Then again, we were thrown for a loop when at 7 years old, Adriano was diagnosed with autism.
Our goal then and now will always be to help him meet his goals. To give him a life he deserves with independence. So, we face these challenges together, now with the addition of three younger brothers, our team, our fighters – and all of you.
Three Fun Facts about Christina:
When we were introduced to the community of special needs parenting there really wasn’t a large presence of social media, Facebook group, forums, etc. and unfortunately years later not much has changed and families are still struggling with navigating the system.
For that reason, we decided to tap into the blogging, influencer division of social media to help other parents understand that they are not alone and that there are many of us that “get it”.
We hope that through our posts, our blogs and our experiences others may find a place that they can turn too and relate too.

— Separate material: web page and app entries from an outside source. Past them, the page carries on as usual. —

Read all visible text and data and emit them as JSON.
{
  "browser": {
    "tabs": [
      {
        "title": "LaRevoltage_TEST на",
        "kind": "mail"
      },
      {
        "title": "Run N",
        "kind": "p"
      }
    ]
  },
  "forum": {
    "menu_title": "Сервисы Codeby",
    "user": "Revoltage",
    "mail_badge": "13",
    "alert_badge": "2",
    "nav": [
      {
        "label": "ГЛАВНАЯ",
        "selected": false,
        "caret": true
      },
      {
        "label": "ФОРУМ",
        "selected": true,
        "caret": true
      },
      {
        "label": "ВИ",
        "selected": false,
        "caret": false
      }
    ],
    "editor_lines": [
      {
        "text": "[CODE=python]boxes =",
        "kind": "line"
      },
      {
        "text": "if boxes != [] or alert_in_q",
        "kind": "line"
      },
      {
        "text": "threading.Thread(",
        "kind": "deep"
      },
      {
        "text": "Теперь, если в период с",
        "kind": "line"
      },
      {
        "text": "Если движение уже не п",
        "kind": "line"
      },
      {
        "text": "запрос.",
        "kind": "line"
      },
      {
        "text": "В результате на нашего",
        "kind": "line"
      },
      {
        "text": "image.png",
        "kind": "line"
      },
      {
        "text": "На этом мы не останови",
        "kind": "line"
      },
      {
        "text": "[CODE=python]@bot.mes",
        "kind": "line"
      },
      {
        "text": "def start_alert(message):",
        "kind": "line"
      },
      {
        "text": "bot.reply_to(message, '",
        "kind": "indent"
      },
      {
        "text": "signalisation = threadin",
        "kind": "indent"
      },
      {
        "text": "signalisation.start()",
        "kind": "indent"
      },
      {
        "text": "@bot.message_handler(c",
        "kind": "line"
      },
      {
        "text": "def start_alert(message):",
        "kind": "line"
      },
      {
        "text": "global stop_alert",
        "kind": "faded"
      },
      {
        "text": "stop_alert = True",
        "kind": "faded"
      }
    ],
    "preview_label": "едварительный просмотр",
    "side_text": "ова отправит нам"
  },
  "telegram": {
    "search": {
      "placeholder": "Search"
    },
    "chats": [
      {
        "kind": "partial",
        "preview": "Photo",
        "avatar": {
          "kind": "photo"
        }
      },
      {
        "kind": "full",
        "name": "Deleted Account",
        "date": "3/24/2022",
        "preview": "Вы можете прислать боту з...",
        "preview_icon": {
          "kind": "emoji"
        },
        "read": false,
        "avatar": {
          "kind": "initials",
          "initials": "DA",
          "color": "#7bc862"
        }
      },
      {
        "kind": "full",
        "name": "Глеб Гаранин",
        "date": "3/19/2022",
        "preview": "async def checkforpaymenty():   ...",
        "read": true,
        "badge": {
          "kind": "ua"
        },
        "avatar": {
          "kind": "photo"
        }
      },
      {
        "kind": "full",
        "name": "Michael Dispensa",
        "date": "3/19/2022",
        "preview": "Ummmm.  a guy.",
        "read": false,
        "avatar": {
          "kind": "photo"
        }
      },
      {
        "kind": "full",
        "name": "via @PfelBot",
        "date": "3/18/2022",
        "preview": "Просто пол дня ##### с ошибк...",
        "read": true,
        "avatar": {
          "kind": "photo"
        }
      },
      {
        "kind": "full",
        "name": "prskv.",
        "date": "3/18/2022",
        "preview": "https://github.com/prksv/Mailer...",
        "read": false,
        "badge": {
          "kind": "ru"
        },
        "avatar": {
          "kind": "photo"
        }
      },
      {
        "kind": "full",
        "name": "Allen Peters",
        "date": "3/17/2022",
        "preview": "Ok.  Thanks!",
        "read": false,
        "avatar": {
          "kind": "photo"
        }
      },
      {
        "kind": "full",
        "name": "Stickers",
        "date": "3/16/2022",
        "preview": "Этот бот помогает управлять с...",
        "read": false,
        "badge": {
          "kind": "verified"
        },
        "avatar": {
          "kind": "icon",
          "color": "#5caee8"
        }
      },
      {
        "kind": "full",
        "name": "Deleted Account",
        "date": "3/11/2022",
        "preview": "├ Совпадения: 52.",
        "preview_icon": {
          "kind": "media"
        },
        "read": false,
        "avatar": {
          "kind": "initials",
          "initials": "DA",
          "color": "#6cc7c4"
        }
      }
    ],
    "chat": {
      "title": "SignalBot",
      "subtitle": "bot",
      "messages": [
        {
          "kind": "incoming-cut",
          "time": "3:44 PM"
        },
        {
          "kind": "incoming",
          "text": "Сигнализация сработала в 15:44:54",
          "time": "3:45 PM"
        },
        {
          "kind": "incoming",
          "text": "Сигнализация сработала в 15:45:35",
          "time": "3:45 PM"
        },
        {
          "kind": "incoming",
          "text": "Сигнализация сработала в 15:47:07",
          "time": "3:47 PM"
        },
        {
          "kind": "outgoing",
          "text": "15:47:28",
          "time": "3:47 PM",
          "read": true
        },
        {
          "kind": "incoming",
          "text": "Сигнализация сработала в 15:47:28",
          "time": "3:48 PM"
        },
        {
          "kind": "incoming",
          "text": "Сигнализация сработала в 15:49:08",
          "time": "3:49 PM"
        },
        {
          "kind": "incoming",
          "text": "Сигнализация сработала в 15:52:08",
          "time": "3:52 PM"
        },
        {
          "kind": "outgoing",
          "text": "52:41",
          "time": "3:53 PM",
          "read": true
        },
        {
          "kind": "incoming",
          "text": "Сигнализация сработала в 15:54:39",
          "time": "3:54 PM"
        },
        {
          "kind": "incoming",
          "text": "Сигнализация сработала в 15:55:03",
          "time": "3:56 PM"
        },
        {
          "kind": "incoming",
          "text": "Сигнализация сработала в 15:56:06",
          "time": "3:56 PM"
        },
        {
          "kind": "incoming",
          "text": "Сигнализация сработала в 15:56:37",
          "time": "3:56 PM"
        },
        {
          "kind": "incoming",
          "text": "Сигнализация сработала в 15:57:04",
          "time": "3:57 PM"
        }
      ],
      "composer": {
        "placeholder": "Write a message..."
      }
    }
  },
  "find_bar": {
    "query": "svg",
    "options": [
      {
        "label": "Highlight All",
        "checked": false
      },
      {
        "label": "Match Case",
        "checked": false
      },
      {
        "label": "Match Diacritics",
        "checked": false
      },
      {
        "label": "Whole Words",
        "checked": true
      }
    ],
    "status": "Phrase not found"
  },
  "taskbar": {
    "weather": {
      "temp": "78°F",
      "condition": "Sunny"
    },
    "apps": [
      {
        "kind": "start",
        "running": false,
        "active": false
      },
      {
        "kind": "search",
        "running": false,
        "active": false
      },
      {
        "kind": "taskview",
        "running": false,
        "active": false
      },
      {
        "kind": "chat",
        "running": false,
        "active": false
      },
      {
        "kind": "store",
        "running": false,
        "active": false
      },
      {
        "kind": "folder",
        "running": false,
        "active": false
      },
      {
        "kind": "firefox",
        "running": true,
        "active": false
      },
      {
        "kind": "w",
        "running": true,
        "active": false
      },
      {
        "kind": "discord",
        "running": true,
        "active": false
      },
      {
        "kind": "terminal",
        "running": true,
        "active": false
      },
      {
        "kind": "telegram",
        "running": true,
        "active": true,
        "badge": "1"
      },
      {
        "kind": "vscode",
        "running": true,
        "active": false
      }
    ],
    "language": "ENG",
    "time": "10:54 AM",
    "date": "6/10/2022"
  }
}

Parenting a child is hard, parenting a child with special needs is a different world altogether. It will be hard and there will be good days, bad days and really hard, exhausting and overwhelming moments but it’s through baby steps, small victories, words of encouragement, smiles, and our love for our children that makes us stronger. We just need to remember to celebrate all the victories big or small and that we need to see the world a bit differently.
Post a fun fact about yourself